The eggs of two crested ibises, a species of bird which were thought to have been long-extinct in South Korea, have hatched in the wild in the southern part of the nation.
This is the first time an ibis was born in the wild in South Korea, since 1979 when some were spotted in the demilitarized zone.
Two pairs of birds have given birth to a total of three nestlings and residents of Changnyeong County in Gyeongsangnam-do Province have their expressed their excitement.
"The ibises have returned again this year. It's great that we have newborns.
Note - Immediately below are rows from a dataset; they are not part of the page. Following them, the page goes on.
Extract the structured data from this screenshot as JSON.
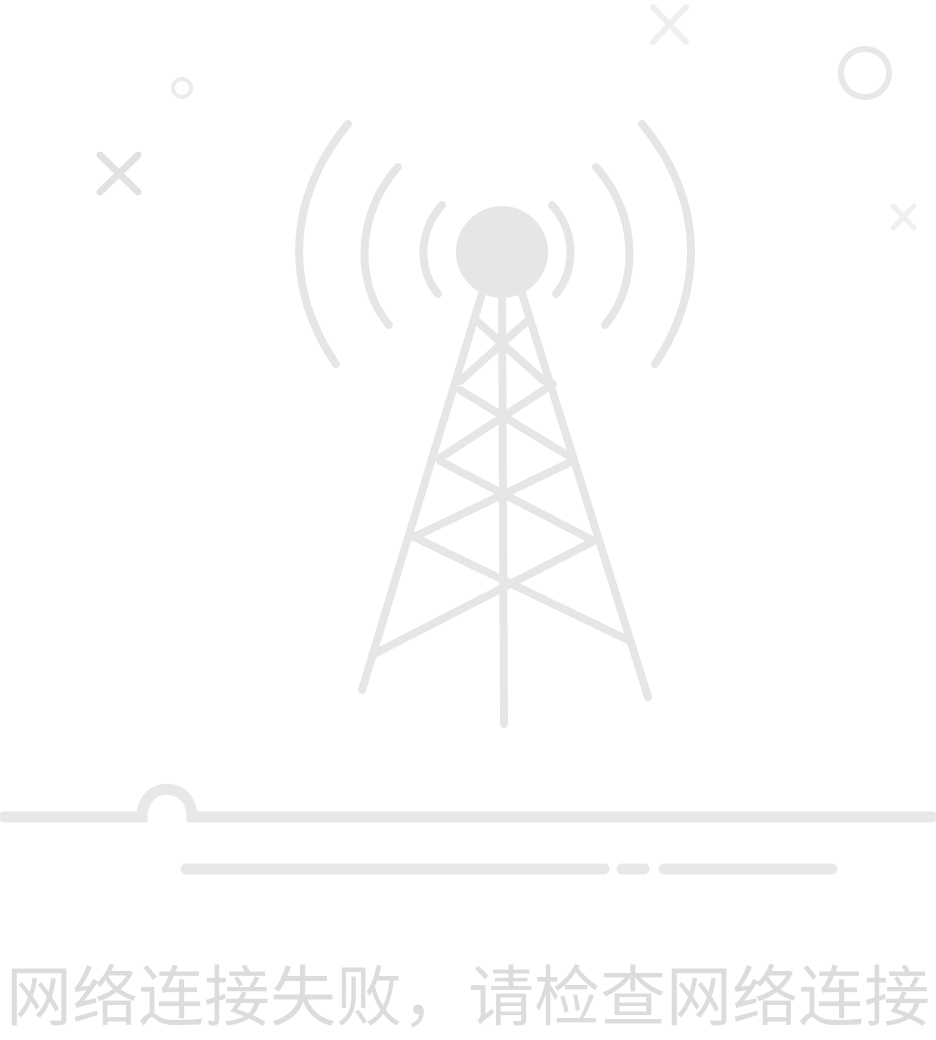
{
  "message": "网络连接失败，请检查网络连接",
  "colors": {
    "background": "#ffffff",
    "illustration": "#e6e6e6",
    "decor": "#ebebeb",
    "text": "#dcdcdc"
  },
  "icons": {
    "illustration": "signal-tower-icon"
  }
}
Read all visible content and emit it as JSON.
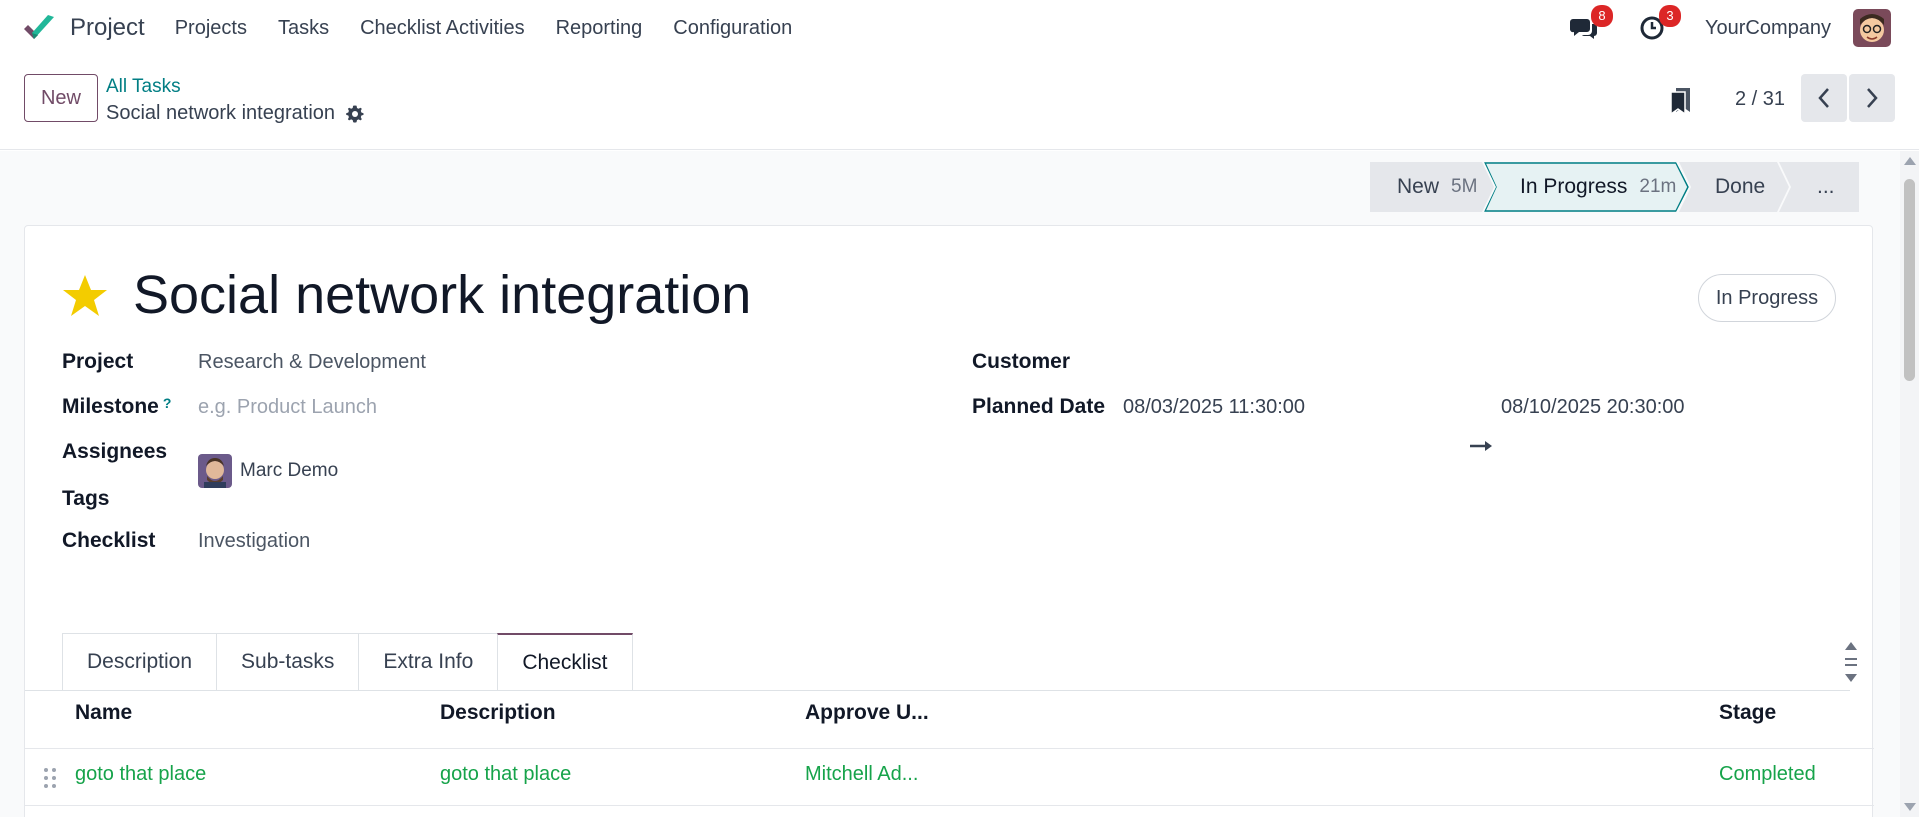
{
  "navbar": {
    "app_name": "Project",
    "menu": [
      "Projects",
      "Tasks",
      "Checklist Activities",
      "Reporting",
      "Configuration"
    ],
    "messages_count": "8",
    "activities_count": "3",
    "company": "YourCompany"
  },
  "control": {
    "new_label": "New",
    "breadcrumb_parent": "All Tasks",
    "breadcrumb_current": "Social network integration",
    "pager": "2 / 31"
  },
  "statusbar": {
    "stages": [
      {
        "label": "New",
        "time": "5M"
      },
      {
        "label": "In Progress",
        "time": "21m"
      },
      {
        "label": "Done",
        "time": ""
      },
      {
        "label": "...",
        "time": ""
      }
    ],
    "active_index": 1
  },
  "form": {
    "title": "Social network integration",
    "state": "In Progress",
    "project_label": "Project",
    "project_value": "Research & Development",
    "milestone_label": "Milestone",
    "milestone_help": "?",
    "milestone_placeholder": "e.g. Product Launch",
    "assignees_label": "Assignees",
    "assignee_name": "Marc Demo",
    "tags_label": "Tags",
    "checklist_label": "Checklist",
    "checklist_value": "Investigation",
    "customer_label": "Customer",
    "planned_label": "Planned Date",
    "planned_start": "08/03/2025 11:30:00",
    "planned_end": "08/10/2025 20:30:00"
  },
  "tabs": [
    "Description",
    "Sub-tasks",
    "Extra Info",
    "Checklist"
  ],
  "active_tab": "Checklist",
  "checklist_table": {
    "columns": [
      "Name",
      "Description",
      "Approve U...",
      "Stage"
    ],
    "rows": [
      {
        "name": "goto that place",
        "description": "goto that place",
        "approve_user": "Mitchell Ad...",
        "stage": "Completed"
      }
    ]
  },
  "colors": {
    "brand": "#714b67",
    "link": "#017e84",
    "completed": "#16a34a",
    "badge": "#dc2626"
  }
}
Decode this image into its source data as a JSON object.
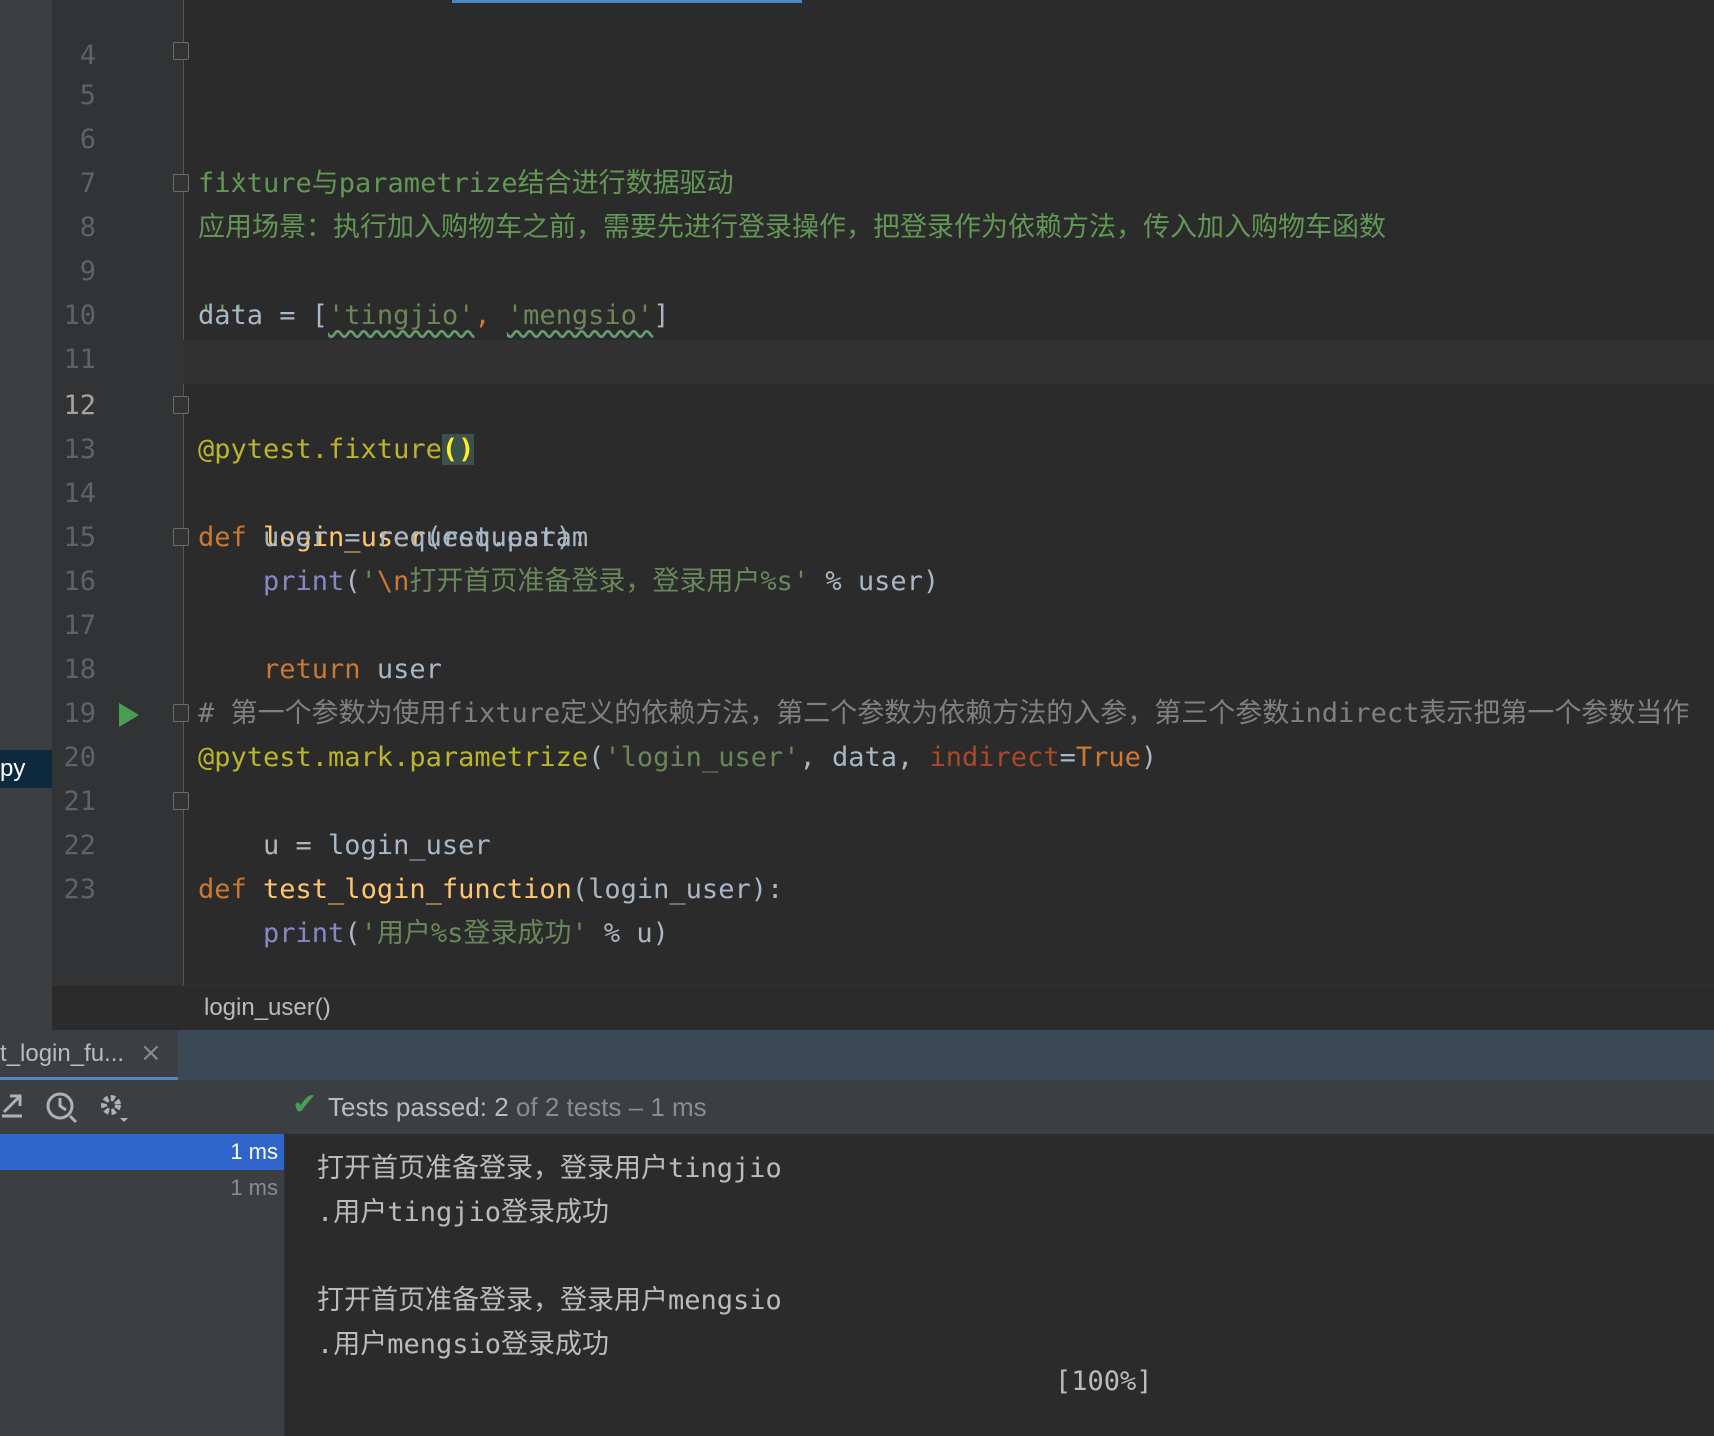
{
  "sidebar": {
    "file_tab_label": "py"
  },
  "editor": {
    "lines": [
      {
        "num": "4"
      },
      {
        "num": "5"
      },
      {
        "num": "6"
      },
      {
        "num": "7"
      },
      {
        "num": "8"
      },
      {
        "num": "9"
      },
      {
        "num": "10"
      },
      {
        "num": "11"
      },
      {
        "num": "12"
      },
      {
        "num": "13"
      },
      {
        "num": "14"
      },
      {
        "num": "15"
      },
      {
        "num": "16"
      },
      {
        "num": "17"
      },
      {
        "num": "18"
      },
      {
        "num": "19"
      },
      {
        "num": "20"
      },
      {
        "num": "21"
      },
      {
        "num": "22"
      },
      {
        "num": "23"
      }
    ],
    "code": {
      "doc_open": "'''",
      "doc_line1": "fixture与parametrize结合进行数据驱动",
      "doc_line2": "应用场景：执行加入购物车之前，需要先进行登录操作，把登录作为依赖方法，传入加入购物车函数",
      "doc_close": "'''",
      "data_var": "data = [",
      "data_s1": "'tingjio'",
      "data_comma": ", ",
      "data_s2": "'mengsio'",
      "data_end": "]",
      "deco1": "@pytest.fixture",
      "deco1_paren": "()",
      "def_kw": "def ",
      "fn1": "login_user",
      "fn1_args": "(request):",
      "l14": "    user = request.param",
      "l15_indent": "    ",
      "print_kw": "print",
      "l15_open": "(",
      "l15_s_a": "'",
      "l15_esc": "\\n",
      "l15_s_b": "打开首页准备登录，登录用户%s'",
      "l15_rest": " % user)",
      "l16_indent": "    ",
      "return_kw": "return",
      "l16_rest": " user",
      "comment": "# 第一个参数为使用fixture定义的依赖方法，第二个参数为依赖方法的入参，第三个参数indirect表示把第一个参数当作",
      "deco2": "@pytest.mark.parametrize",
      "deco2_open": "(",
      "deco2_s": "'login_user'",
      "deco2_mid": ", data, ",
      "deco2_param": "indirect",
      "deco2_eq": "=",
      "deco2_true": "True",
      "deco2_close": ")",
      "fn2": "test_login_function",
      "fn2_args": "(login_user):",
      "l21": "    u = login_user",
      "l22_indent": "    ",
      "l22_open": "(",
      "l22_s": "'用户%s登录成功'",
      "l22_rest": " % u)"
    },
    "breadcrumb": "login_user()"
  },
  "run": {
    "tab_label": "t_login_fu...",
    "tab_close": "×",
    "status_prefix": "Tests passed: ",
    "status_count": "2",
    "status_of": " of ",
    "status_total": "2 tests",
    "status_time": " – 1 ms",
    "tree": [
      {
        "time": "1 ms",
        "selected": true
      },
      {
        "time": "1 ms",
        "selected": false
      }
    ],
    "output": [
      "打开首页准备登录，登录用户tingjio",
      ".用户tingjio登录成功",
      "",
      "打开首页准备登录，登录用户mengsio",
      ".用户mengsio登录成功",
      "[100%]"
    ]
  },
  "icons": {
    "export": "export-icon",
    "history": "history-icon",
    "settings": "gear-icon",
    "pass": "check-icon",
    "run": "run-icon"
  }
}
We are taking extra care are using less pesticides on our farms."
In 2003, Changnyeong County kicked off a special project to foster and restore ibis habitats.
And, over the last two years, rhe project has released some 80 birds brought in from China into the wild.
Experts say the latest breakthrough was achieved thanks to the cooperation of the villagers.
"The residents played an active role in protecting and making a livable environment for the ibises."
According to experts, released ibises show a sixty-two.five percent survival rate.
The county said it plans to raise the survival rate by putting together a special monitoring team of some 300 experts and by expanding the project moving forward.
Cho Sung-min, Arirang News.